  • If you need assistance to understand potential solutions or need to validate that your solution is compliant, we recommend contacting a QSA.

See a list of PCI SSC approved QSAs.

Disclaimer: QSAs have been accredited by the PCI SSC. Neither the PCI SSC nor BNZ guarantee the performance of these approved QSAs.


6. Complete and successfully pass a network vulnerability scan

Validating compliance with the PCI DSS is not just about completing the SAQ. Your business may also need to complete and pass a quarterly network vulnerability scan. These scans must be by an approved scanning vendor (ASV) to validate compliance.

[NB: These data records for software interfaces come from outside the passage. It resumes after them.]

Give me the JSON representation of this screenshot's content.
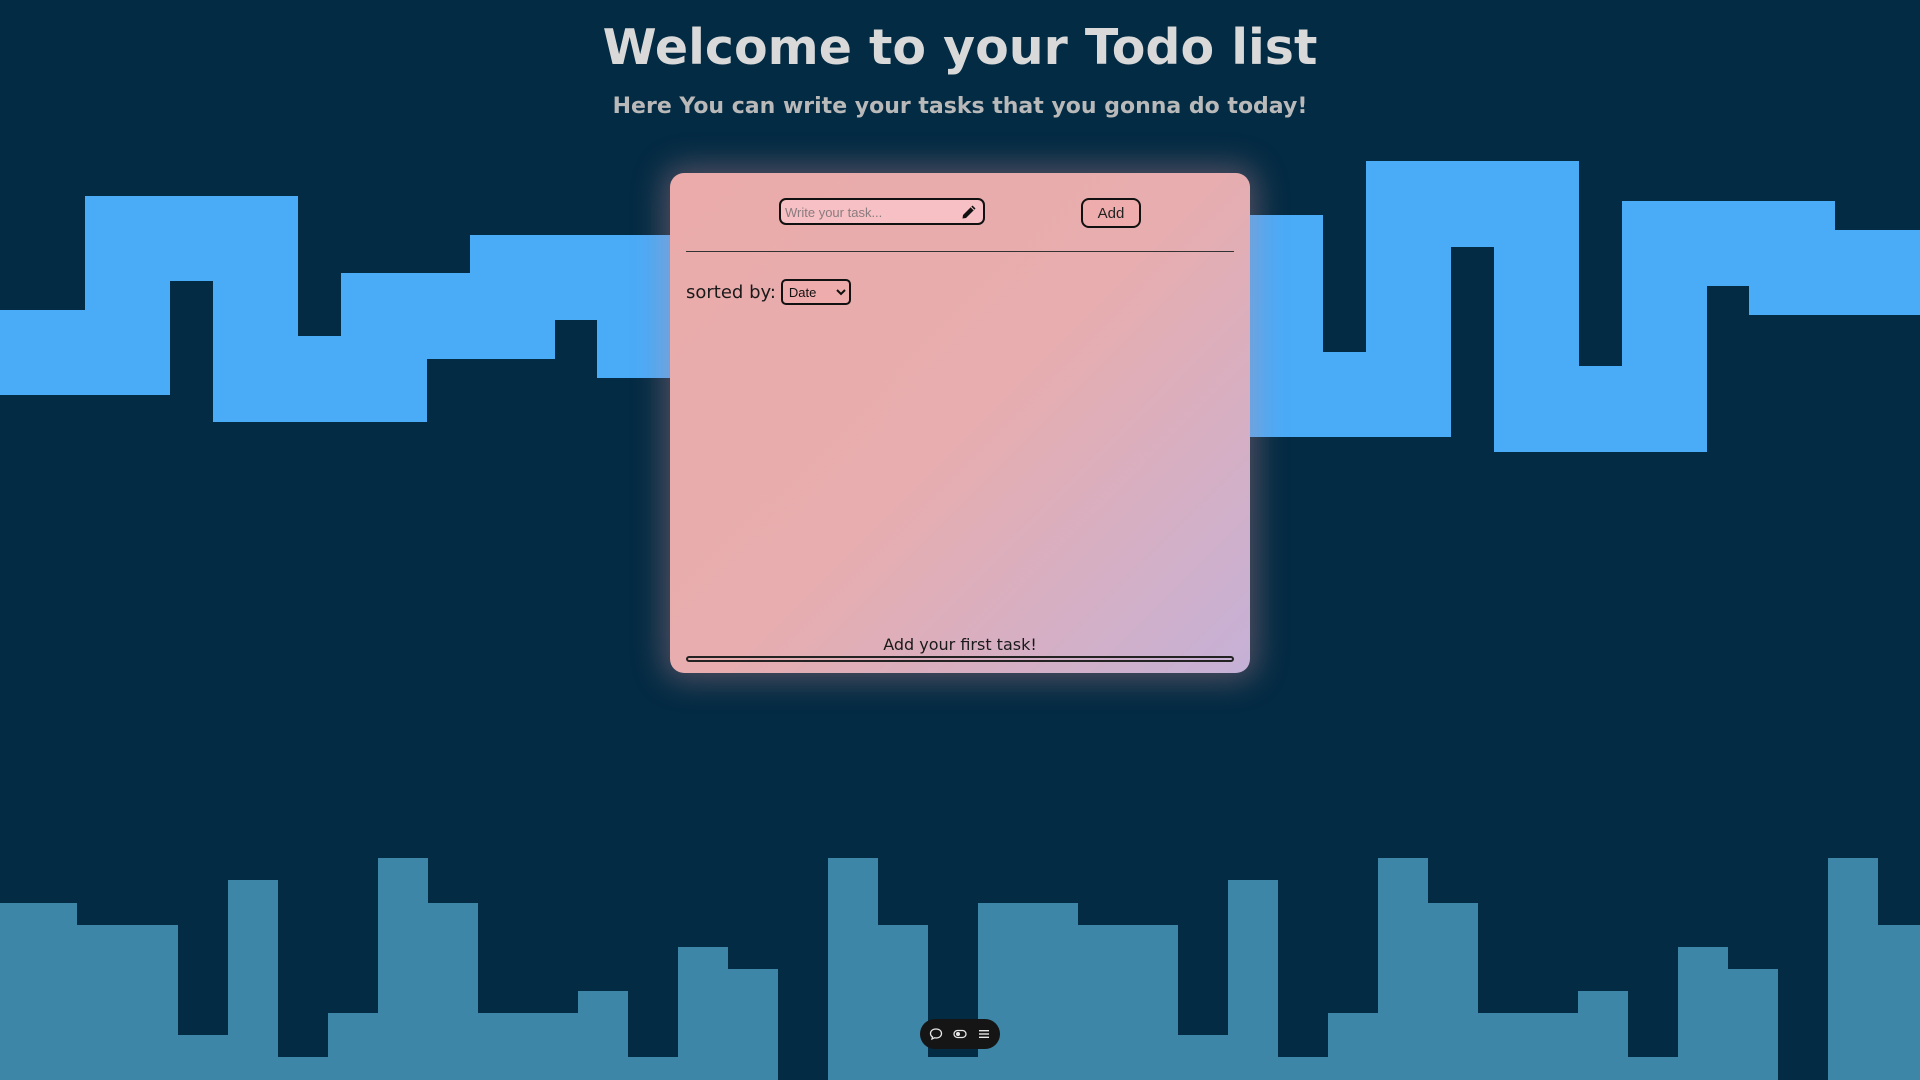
{
  "header": {
    "title": "Welcome to your Todo list",
    "subtitle": "Here You can write your tasks that you gonna do today!"
  },
  "task_form": {
    "input_placeholder": "Write your task...",
    "input_value": "",
    "input_icon": "pencil-icon",
    "add_label": "Add"
  },
  "sort": {
    "label": "sorted by:",
    "selected": "Date"
  },
  "task_list": {
    "empty_message": "Add your first task!",
    "progress_fraction": 0
  },
  "toolbar": {
    "icons": [
      "comment-icon",
      "toggle-icon",
      "menu-icon"
    ]
  },
  "colors": {
    "background": "#032b43",
    "wave_top": "#4aabf7",
    "skyline_bottom": "#3d86a8",
    "card_gradient_start": "#eaabaa",
    "card_gradient_end": "#c5b1d7",
    "title_text": "#d9d9d9"
  }
}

While quarterly scanning is the minimum requirement if applicable, we strongly encourage you to perform scanning more frequently. These vital scans will alert you to weaknesses within your business environment and provide you with an opportunity to remedy these before somebody else finds them and compromises your data and environment.

Helpful links and information related to scans:

  • Some methods of processing that qualify for SAQ A and B may not require a vulnerability scan. Please contact for more information.
  • Contact an ASV to conduct a network vulnerability scan. See a list of ASVs
  • If you fail a scan, you will need to fix the issues identified and subsequently pass another scan before you are considered compliant in this area.
  • If the issues from the failed scan can't be fixed immediately, you will need to submit a plan to BNZ, which addresses the areas of non-compliance within a timeframe approved by BNZ.  Failure to comply within specified timeframes could result in penalties being issued by the card schemes.
  • Scans which identify high vulnerabilities must be remediated within 24 hours, moderate vulnerabilities must be remediated within 72 hours and low vulnerabilities that do not result in the scan failing must be remediated by the next quarters scanning.
  • Evidence of a passing scan must be provided to BNZ by emailing
  • See a list of approved scanning vendors


7. Complete confirmation of compliance (AOC)

Once you've completed any remediation and your SAQ, you will need to complete the AOC. This will need to be signed by your CEO, CIO or equivalent, such as an Information Security Manager. Please ensure you've completed all relevant pages within the applicable questionnaire.

  • Complete the AOC included in the applicable SAQ document.
  • If you're not able to immediately remedy the issues identified in the SAQ, you will be required to complete Part 4 of the SAQ 'Action Plan for Non-Compliant Status'  when submitting the AOC to
  • Send the completed AOC to BNZ at


8. Maintain PCI DSS compliance

Validating your compliance is not the end! PCI DSS requires annual confirmation of compliance. We recommend including applicable requirements in your regular business auditing process to help ensure your business remains compliant. You'll also need to ensure that a business owner is appointed to validate that your business remains compliant. Compliance validation annually is your responsibility. Please remember to diary note when you will need to provide your documentation to BNZ.

Your annual self-assessment, network scan results and AOC can be emailed to Please include your merchant name and number in the subject header.

Here's a quick summary of the annual process:

  • Every year, complete successfully the applicable SAQ
  • Every quarter, complete successfully the network vulnerability scan (if applicable);
  • Complete the AOC annually;
  • Email copies of the SAQ, network vulnerability scan results and AOC to BNZ at

Help whenever you need it

If you ever need any assistance, you can contact us at

Disclaimer: PCI DSS defines a minimum data security standard to help secure sensitive cardholder data.  BNZ, the Payment Card Industry Security Standards Council and the Card Schemes do not guarantee that these standards will prevent security breaches or losses.